- [Problem details]: Pick out the lines below that include the string "structured".

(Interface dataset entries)
*** Begin section ***

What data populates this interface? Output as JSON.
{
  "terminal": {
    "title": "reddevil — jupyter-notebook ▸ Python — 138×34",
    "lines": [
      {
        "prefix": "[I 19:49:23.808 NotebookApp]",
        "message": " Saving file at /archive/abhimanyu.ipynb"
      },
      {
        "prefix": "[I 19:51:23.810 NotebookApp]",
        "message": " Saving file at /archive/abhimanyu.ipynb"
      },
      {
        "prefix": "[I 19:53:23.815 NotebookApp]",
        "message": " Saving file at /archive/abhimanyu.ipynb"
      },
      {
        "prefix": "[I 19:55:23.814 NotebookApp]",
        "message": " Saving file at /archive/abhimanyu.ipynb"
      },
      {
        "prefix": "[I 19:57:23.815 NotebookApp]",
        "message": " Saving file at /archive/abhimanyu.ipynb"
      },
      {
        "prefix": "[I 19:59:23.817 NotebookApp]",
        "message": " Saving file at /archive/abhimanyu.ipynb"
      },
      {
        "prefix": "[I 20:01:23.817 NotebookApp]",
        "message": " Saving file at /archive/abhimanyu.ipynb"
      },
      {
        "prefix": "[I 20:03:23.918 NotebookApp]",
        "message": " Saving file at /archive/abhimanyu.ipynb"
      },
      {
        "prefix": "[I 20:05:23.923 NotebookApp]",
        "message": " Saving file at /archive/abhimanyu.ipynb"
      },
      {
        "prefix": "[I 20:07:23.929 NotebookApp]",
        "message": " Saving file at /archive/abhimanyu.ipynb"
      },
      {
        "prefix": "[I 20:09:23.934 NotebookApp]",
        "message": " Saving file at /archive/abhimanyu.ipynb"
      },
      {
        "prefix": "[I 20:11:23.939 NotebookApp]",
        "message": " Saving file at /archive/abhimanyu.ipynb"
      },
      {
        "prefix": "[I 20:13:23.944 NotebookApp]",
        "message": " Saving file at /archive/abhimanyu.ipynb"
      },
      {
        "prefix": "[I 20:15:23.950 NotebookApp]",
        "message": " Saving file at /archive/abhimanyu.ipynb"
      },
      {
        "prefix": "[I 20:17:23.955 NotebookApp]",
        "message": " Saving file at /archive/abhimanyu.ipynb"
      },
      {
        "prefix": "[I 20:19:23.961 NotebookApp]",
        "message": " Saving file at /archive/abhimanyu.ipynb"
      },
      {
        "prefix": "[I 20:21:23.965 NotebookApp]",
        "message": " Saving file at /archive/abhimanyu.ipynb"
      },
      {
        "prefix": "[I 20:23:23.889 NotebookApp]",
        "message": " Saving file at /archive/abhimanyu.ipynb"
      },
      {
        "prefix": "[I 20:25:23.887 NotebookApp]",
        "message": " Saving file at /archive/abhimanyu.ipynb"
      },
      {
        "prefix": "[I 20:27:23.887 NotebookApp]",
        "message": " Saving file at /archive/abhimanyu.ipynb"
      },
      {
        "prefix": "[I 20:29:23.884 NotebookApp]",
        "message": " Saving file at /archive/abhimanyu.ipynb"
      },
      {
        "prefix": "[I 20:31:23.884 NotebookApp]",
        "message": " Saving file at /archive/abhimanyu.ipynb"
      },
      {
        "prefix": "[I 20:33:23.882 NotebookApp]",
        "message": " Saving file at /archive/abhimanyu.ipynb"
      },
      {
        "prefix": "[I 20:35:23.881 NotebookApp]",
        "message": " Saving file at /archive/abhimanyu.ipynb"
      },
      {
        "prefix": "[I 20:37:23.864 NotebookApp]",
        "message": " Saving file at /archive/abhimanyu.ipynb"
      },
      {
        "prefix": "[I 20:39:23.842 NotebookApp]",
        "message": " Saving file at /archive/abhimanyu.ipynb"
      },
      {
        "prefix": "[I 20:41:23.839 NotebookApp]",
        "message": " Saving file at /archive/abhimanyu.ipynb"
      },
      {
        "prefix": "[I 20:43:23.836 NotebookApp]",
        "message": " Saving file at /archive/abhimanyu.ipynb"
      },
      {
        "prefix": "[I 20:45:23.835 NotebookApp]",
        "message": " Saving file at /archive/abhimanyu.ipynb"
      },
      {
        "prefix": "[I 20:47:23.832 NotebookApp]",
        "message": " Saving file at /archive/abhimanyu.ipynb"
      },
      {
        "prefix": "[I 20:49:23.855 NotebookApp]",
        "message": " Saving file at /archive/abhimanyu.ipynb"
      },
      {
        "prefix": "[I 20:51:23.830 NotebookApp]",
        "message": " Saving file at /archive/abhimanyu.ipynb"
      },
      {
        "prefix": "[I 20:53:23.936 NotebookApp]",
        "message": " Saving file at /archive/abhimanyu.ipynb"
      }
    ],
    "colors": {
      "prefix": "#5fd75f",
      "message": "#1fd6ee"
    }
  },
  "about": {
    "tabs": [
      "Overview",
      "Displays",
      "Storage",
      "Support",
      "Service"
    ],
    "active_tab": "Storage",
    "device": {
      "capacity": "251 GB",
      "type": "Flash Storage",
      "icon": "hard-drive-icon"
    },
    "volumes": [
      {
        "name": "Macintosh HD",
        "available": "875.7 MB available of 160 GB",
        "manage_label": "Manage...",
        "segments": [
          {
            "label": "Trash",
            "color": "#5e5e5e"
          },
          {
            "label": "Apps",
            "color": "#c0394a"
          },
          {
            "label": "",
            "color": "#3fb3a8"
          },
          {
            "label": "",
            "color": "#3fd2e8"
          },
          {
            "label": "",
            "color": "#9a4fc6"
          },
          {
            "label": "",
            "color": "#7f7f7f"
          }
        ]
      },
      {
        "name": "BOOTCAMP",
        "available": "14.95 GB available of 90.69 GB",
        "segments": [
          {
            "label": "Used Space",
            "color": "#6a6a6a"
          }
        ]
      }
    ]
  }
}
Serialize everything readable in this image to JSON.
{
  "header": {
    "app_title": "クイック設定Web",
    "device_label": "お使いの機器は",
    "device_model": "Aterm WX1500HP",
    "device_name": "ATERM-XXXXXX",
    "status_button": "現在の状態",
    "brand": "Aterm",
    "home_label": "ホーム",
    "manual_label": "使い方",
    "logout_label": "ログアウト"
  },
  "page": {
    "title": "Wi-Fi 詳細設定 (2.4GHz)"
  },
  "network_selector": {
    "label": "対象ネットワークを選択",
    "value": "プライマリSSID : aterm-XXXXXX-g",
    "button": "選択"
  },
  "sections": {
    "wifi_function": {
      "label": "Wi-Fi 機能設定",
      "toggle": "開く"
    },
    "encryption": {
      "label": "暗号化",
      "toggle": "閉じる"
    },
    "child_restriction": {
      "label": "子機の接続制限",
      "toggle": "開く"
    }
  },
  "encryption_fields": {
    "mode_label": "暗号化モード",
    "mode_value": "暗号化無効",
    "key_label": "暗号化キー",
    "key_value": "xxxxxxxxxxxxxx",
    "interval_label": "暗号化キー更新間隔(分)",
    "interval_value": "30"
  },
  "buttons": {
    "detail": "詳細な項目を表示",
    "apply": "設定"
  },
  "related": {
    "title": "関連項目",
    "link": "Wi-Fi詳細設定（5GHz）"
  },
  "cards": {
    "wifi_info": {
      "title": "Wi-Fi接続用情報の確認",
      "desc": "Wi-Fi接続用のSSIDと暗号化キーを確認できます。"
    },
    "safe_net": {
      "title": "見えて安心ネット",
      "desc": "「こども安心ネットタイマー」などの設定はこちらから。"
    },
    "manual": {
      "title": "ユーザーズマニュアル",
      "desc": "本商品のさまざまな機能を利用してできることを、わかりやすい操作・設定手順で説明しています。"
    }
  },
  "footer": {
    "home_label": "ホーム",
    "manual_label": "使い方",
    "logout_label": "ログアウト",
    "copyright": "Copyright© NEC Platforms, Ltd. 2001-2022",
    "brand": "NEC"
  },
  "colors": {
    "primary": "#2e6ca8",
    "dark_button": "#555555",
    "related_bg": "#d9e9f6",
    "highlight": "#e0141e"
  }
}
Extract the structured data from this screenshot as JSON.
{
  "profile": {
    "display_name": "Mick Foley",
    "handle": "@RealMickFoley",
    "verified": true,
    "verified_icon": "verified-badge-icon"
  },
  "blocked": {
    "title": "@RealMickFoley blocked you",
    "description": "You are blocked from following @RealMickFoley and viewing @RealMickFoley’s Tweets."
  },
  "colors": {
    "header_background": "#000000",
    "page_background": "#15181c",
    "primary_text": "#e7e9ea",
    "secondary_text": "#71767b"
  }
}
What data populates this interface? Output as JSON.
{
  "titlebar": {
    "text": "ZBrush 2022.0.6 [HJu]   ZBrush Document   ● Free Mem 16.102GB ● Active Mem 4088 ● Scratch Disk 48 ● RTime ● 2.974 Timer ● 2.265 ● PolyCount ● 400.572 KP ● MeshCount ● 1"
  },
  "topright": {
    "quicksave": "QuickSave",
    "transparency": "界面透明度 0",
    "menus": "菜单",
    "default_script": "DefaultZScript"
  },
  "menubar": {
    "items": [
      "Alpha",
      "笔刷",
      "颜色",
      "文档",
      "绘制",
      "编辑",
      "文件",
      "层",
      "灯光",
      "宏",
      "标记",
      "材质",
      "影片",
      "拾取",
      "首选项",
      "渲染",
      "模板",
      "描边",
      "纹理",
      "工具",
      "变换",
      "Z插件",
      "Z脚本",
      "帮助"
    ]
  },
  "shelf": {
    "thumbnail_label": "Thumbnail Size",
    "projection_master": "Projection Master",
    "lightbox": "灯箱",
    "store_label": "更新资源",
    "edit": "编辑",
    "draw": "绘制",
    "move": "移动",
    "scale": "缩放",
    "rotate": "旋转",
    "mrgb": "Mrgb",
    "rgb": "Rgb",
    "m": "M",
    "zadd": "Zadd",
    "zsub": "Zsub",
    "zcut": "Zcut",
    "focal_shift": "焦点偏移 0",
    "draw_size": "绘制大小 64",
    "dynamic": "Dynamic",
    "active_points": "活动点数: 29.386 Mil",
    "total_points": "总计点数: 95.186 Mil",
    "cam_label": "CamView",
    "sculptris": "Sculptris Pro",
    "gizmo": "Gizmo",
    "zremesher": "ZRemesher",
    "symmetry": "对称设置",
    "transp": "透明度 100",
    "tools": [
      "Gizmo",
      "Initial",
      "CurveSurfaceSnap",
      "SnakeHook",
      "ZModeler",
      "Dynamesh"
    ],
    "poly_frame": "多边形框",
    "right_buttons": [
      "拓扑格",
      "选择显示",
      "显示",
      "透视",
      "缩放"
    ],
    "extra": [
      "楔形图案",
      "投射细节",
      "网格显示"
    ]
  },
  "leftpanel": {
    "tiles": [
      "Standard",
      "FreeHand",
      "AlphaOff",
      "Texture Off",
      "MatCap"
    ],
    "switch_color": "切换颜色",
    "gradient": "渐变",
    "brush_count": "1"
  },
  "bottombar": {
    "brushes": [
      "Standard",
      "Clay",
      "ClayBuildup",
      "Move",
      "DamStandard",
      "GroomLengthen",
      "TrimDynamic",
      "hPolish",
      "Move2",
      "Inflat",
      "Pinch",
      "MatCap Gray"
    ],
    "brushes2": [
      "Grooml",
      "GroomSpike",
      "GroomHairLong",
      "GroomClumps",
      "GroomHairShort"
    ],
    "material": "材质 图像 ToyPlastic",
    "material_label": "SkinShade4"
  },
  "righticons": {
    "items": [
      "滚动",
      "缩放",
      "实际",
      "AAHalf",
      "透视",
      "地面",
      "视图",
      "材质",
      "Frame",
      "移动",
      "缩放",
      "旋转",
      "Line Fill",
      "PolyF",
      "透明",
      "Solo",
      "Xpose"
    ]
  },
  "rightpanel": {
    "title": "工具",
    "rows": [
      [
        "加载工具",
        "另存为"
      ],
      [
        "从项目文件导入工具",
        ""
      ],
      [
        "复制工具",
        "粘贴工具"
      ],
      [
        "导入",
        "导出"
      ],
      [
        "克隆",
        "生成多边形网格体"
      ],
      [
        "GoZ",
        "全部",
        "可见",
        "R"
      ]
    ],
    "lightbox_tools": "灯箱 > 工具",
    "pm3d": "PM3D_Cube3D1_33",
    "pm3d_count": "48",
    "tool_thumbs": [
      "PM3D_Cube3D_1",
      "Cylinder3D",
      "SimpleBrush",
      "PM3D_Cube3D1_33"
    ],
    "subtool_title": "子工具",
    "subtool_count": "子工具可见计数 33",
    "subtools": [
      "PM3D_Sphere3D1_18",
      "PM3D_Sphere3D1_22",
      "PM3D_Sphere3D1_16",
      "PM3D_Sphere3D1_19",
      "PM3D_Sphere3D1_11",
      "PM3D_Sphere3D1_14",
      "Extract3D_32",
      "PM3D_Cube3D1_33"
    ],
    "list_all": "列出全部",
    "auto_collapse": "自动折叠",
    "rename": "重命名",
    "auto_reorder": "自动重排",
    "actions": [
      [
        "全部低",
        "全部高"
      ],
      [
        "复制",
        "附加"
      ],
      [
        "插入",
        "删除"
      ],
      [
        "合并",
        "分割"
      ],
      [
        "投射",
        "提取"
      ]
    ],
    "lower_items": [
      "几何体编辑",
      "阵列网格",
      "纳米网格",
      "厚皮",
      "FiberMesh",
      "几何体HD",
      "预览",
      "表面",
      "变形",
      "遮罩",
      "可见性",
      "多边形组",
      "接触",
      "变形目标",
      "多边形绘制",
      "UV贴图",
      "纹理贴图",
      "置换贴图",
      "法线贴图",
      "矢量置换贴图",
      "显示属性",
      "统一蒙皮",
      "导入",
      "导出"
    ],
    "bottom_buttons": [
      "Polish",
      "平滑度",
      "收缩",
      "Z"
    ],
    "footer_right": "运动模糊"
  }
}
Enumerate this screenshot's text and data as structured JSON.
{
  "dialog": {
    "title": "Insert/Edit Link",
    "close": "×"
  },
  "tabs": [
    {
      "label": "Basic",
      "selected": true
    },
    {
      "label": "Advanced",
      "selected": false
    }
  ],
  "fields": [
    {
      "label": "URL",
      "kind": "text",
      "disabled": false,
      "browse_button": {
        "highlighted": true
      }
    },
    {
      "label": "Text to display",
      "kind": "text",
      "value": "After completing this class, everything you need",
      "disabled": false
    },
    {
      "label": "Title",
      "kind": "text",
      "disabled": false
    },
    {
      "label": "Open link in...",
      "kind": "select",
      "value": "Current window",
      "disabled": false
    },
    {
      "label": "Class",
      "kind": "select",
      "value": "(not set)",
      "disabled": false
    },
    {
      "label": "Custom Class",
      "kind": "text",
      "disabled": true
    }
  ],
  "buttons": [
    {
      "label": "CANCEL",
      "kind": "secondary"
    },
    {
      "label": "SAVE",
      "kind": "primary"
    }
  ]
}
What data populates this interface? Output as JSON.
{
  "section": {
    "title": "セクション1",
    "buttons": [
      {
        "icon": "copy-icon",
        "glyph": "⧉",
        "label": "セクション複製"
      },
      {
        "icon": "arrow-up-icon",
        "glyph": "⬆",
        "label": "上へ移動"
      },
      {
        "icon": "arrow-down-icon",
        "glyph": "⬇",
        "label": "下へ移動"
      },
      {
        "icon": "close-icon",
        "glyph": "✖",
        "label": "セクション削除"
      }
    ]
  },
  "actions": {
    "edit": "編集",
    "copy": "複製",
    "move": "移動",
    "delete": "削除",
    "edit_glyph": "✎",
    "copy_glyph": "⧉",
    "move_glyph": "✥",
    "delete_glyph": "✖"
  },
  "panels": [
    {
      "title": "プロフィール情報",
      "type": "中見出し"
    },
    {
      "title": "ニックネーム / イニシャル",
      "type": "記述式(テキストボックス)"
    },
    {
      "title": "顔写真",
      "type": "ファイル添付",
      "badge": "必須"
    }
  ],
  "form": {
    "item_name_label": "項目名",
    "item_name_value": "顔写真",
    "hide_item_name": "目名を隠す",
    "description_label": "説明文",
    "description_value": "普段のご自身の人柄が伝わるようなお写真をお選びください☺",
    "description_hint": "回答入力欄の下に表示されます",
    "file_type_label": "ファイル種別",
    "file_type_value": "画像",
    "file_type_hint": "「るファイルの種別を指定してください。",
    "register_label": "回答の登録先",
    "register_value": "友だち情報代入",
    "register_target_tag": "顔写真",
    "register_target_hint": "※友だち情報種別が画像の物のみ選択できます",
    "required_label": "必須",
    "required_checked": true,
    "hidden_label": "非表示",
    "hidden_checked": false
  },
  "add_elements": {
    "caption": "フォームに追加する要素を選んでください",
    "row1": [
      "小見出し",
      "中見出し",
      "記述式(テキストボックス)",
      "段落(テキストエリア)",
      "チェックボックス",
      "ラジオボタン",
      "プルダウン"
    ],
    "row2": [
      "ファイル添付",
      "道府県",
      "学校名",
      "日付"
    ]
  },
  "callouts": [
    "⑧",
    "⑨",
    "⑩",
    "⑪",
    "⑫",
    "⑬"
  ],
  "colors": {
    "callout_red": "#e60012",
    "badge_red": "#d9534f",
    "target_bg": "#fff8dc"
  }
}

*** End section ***

- [Reply]:
Extract the structured data from this screenshot as JSON.
Enumerate this screenshot's text and data as structured JSON.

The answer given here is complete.